Elliptic raises $23M Series B funding backed by Wells Fargo to help banks manage cryptocurrency risks
Elliptic, a London, England-based startup that makes cryptocurrency transaction activity more transparent and accountable, has raised $23 million Series B funding to invest in its discovery product and help accelerate global expansion, with a particular focus on Asia. Wells Fargo contributed $5 million into the round, with remaining funding coming from other investors. c, which
Founded in 2013 by Adam Joyce, James Smith, and Tom Robinson, Elliptic protects businesses against financial crime in cryptocurrency and helps banks manage the risks associated with being exposed to cryptocurrencies.

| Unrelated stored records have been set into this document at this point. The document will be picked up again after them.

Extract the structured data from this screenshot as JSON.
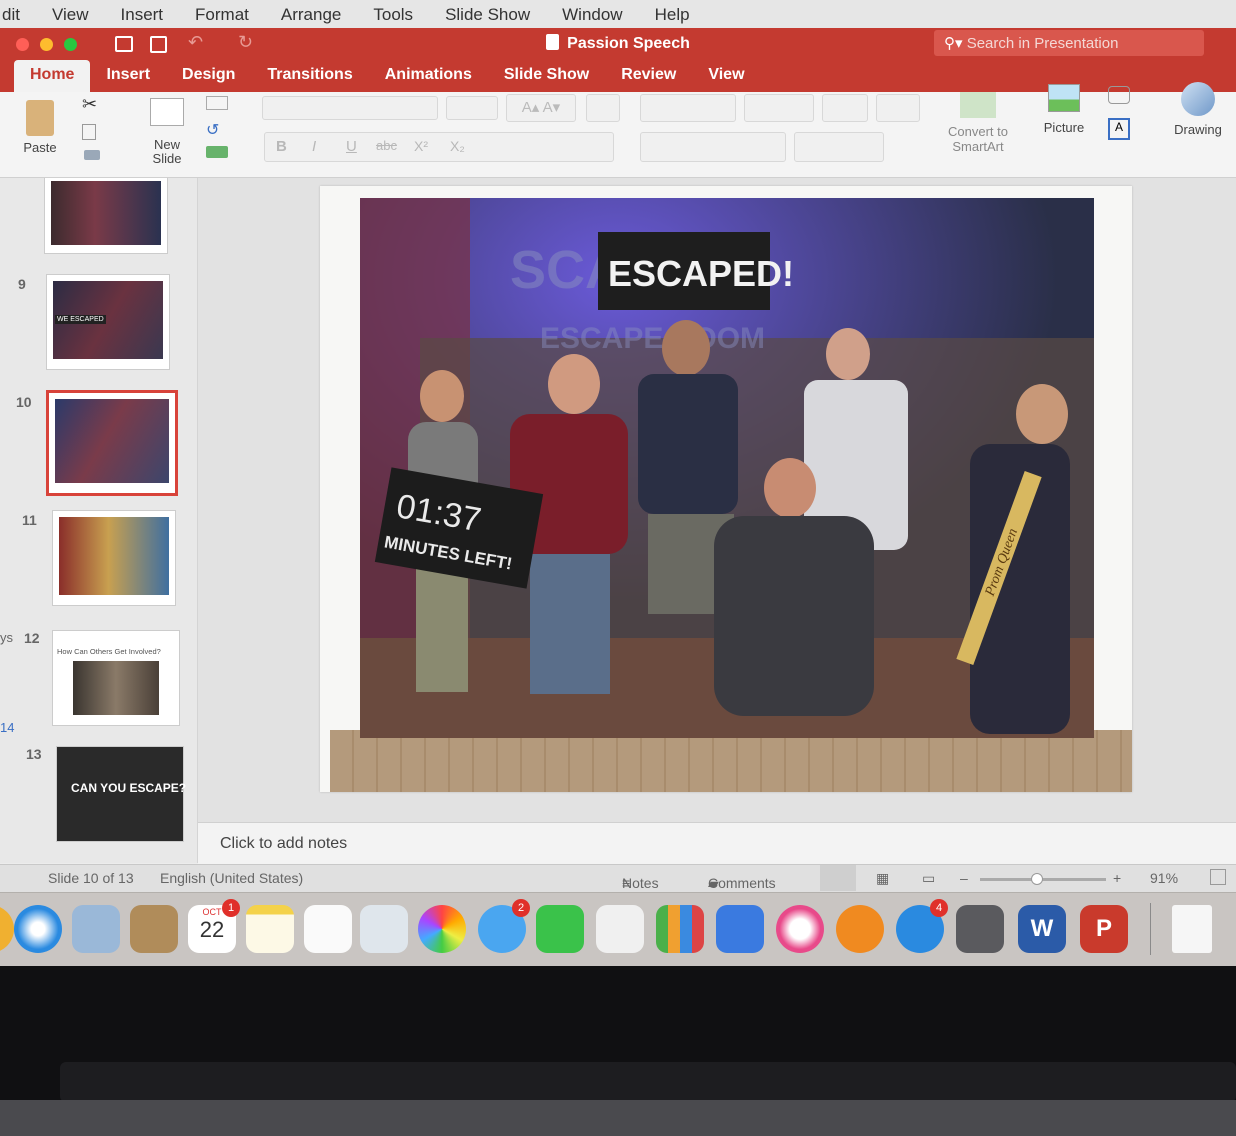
{
  "menubar": {
    "items": [
      "dit",
      "View",
      "Insert",
      "Format",
      "Arrange",
      "Tools",
      "Slide Show",
      "Window",
      "Help"
    ]
  },
  "window": {
    "title": "Passion Speech",
    "search_placeholder": "Search in Presentation",
    "accent": "#c43a30"
  },
  "ribbon": {
    "tabs": [
      "Home",
      "Insert",
      "Design",
      "Transitions",
      "Animations",
      "Slide Show",
      "Review",
      "View"
    ],
    "active_tab": "Home",
    "paste_label": "Paste",
    "new_slide_label_1": "New",
    "new_slide_label_2": "Slide",
    "convert_label_1": "Convert to",
    "convert_label_2": "SmartArt",
    "picture_label": "Picture",
    "drawing_label": "Drawing",
    "font_buttons": [
      "B",
      "I",
      "U",
      "abc",
      "X²",
      "X₂"
    ]
  },
  "thumbnails": [
    {
      "number": "",
      "caption": ""
    },
    {
      "number": "9",
      "caption": "WE ESCAPED"
    },
    {
      "number": "10",
      "caption": "",
      "selected": true
    },
    {
      "number": "11",
      "caption": ""
    },
    {
      "number": "12",
      "caption": "How Can Others Get Involved?"
    },
    {
      "number": "13",
      "caption": "CAN YOU ESCAPE?"
    }
  ],
  "left_edge_labels": [
    "ys",
    "14"
  ],
  "slide": {
    "sign_escaped": "ESCAPED!",
    "sign_time": "01:37",
    "sign_minutes": "MINUTES LEFT!",
    "background_text_1": "SCAPE",
    "background_text_2": "ESCAPE ROOM",
    "sash_text": "Prom Queen"
  },
  "notes": {
    "placeholder": "Click to add notes"
  },
  "status": {
    "slide_counter": "Slide 10 of 13",
    "language": "English (United States)",
    "notes_label": "Notes",
    "comments_label": "Comments",
    "zoom_minus": "–",
    "zoom_plus": "+",
    "zoom_level": "91%",
    "zoom_fraction": 0.45
  },
  "dock": {
    "calendar_month": "OCT",
    "calendar_day": "22",
    "calendar_badge": "1",
    "messages_badge": "2",
    "appstore_badge": "4",
    "word_letter": "W",
    "powerpoint_letter": "P"
  }
}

Elliptic is disrupting illicit activity in cryptocurrencies and stopping criminals from undermining the ideals on which cryptocurrencies are built. Their team pushes the limits to dig beneath the surface, peeling back the layers to expose the truth. The company is preventing, detecting, and pursuing criminal activity in cryptocurrencies. It identifies illicit activity in cryptocurrencies, providing actionable intelligence to cryptocurrency companies, financial institutions and government agencies.
Since founded seven years ago, Elliptic has been increasingly working with financial institutions to get them on board with its so-called Discovery platform, which helps banks identify whether clients’ funds are passing through cryptocurrency platforms without the appropriate compliance checks in place.

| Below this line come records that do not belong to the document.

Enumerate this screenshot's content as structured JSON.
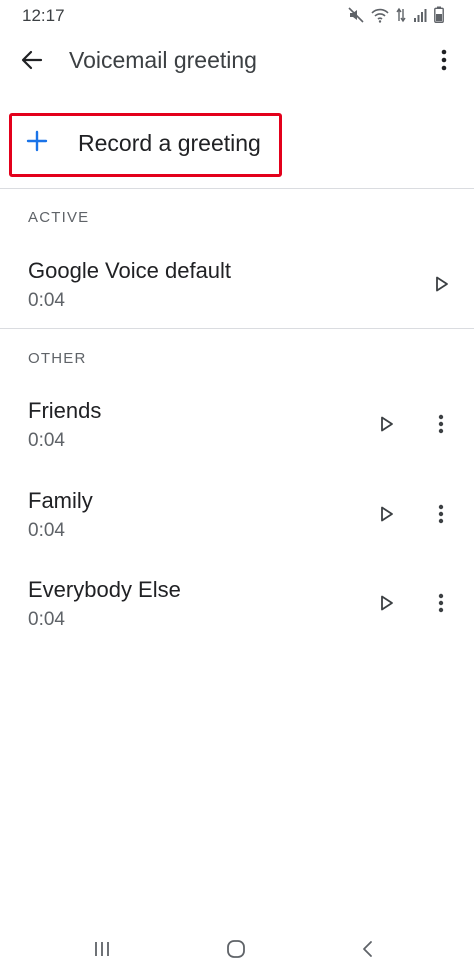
{
  "status_bar": {
    "time": "12:17",
    "icons": [
      "mute-icon",
      "wifi-icon",
      "data-transfer-icon",
      "signal-icon",
      "battery-icon"
    ]
  },
  "app_bar": {
    "title": "Voicemail greeting",
    "back_icon": "arrow-back-icon",
    "menu_icon": "more-vert-icon"
  },
  "record": {
    "label": "Record a greeting",
    "icon": "plus-icon",
    "accent": "#1a73e8",
    "highlight_color": "#e3001b"
  },
  "sections": [
    {
      "header": "ACTIVE",
      "items": [
        {
          "name": "Google Voice default",
          "duration": "0:04"
        }
      ]
    },
    {
      "header": "OTHER",
      "items": [
        {
          "name": "Friends",
          "duration": "0:04"
        },
        {
          "name": "Family",
          "duration": "0:04"
        },
        {
          "name": "Everybody Else",
          "duration": "0:04"
        }
      ]
    }
  ],
  "nav_bar": {
    "icons": [
      "recent-apps-icon",
      "home-icon",
      "back-icon"
    ]
  }
}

Financial institutions and cryptocurrency companies rely on Elliptic’s blockchain analytics to manage risk and meet regulatory compliance worldwide. The London-based firm has become known for its analysis tools, which it sells to some of the world’s largest cryptocurrency platforms — including Binance and Circle — to help them find and block illicit digital currency transactions.

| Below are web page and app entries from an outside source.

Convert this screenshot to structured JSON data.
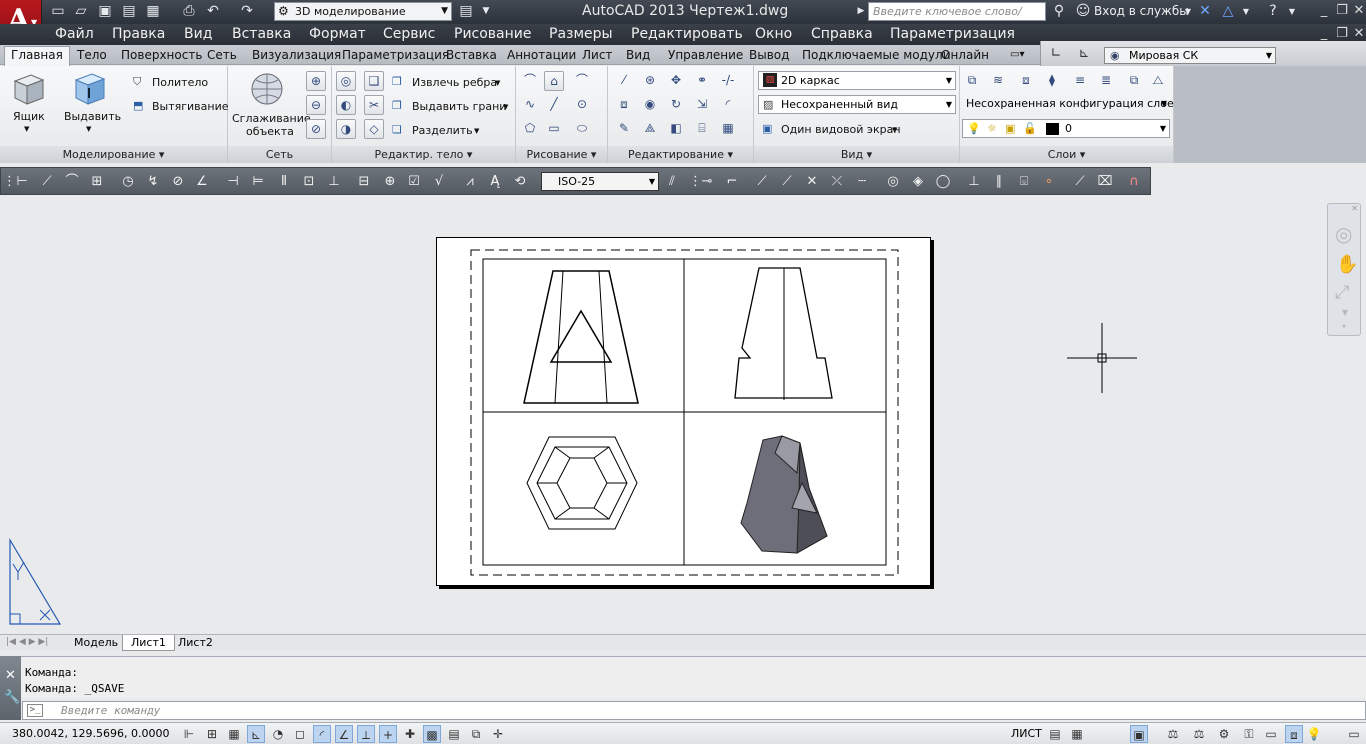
{
  "window": {
    "title": "AutoCAD 2013    Чертеж1.dwg",
    "workspace": "3D моделирование",
    "search_placeholder": "Введите ключевое слово/фразу",
    "signin": "Вход в службы"
  },
  "menu": [
    "Файл",
    "Правка",
    "Вид",
    "Вставка",
    "Формат",
    "Сервис",
    "Рисование",
    "Размеры",
    "Редактировать",
    "Окно",
    "Справка",
    "Параметризация"
  ],
  "ribbon_tabs": [
    "Главная",
    "Тело",
    "Поверхность",
    "Сеть",
    "Визуализация",
    "Параметризация",
    "Вставка",
    "Аннотации",
    "Лист",
    "Вид",
    "Управление",
    "Вывод",
    "Подключаемые модули",
    "Онлайн"
  ],
  "ucs": "Мировая СК",
  "panels": {
    "modeling": {
      "title": "Моделирование",
      "box": "Ящик",
      "extrude": "Выдавить",
      "polysolid": "Политело",
      "presspull": "Вытягивание"
    },
    "mesh": {
      "title": "Сеть",
      "smooth_line1": "Сглаживание",
      "smooth_line2": "объекта"
    },
    "solid_edit": {
      "title": "Редактир. тело",
      "extract_edges": "Извлечь ребра",
      "extrude_faces": "Выдавить грани",
      "separate": "Разделить"
    },
    "draw": {
      "title": "Рисование"
    },
    "modify": {
      "title": "Редактирование"
    },
    "view": {
      "title": "Вид",
      "visual_style": "2D каркас",
      "named_view": "Несохраненный вид",
      "viewport": "Один видовой экран"
    },
    "layers": {
      "title": "Слои",
      "layer_state": "Несохраненная конфигурация слоев",
      "current_layer": "0"
    }
  },
  "toolbar": {
    "dimstyle": "ISO-25"
  },
  "layout_tabs": [
    "Модель",
    "Лист1",
    "Лист2"
  ],
  "active_layout": "Лист1",
  "command": {
    "history": [
      "Команда:",
      "Команда:  _QSAVE"
    ],
    "placeholder": "Введите команду"
  },
  "status": {
    "coords": "380.0042, 129.5696, 0.0000",
    "space": "ЛИСТ"
  },
  "colors": {
    "accent": "#c4161c",
    "title_bg": "#2f353d",
    "ribbon_bg": "#eceef0"
  },
  "icons": [
    "app-menu-icon",
    "new-icon",
    "open-icon",
    "save-icon",
    "saveas-icon",
    "plot-icon",
    "print-icon",
    "undo-icon",
    "redo-icon",
    "binoculars-icon",
    "user-icon",
    "exchange-icon",
    "help-icon"
  ]
}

For instance, the company’s technology was able to uncover a terrorist group using bitcoin to finance its operations by tracking suspicious transactions on the cryptocurrency’s digital ledger known as the blockchain. It then flagged this to its clients so they could cut off the funds.
“If they see payments going between their customers and one of a long list of crypto entities, they can understand more about who that entity is and whether it’s something they should be concerned about,” Elliptic co-founder and CEO James Smith told CNBC in an interview.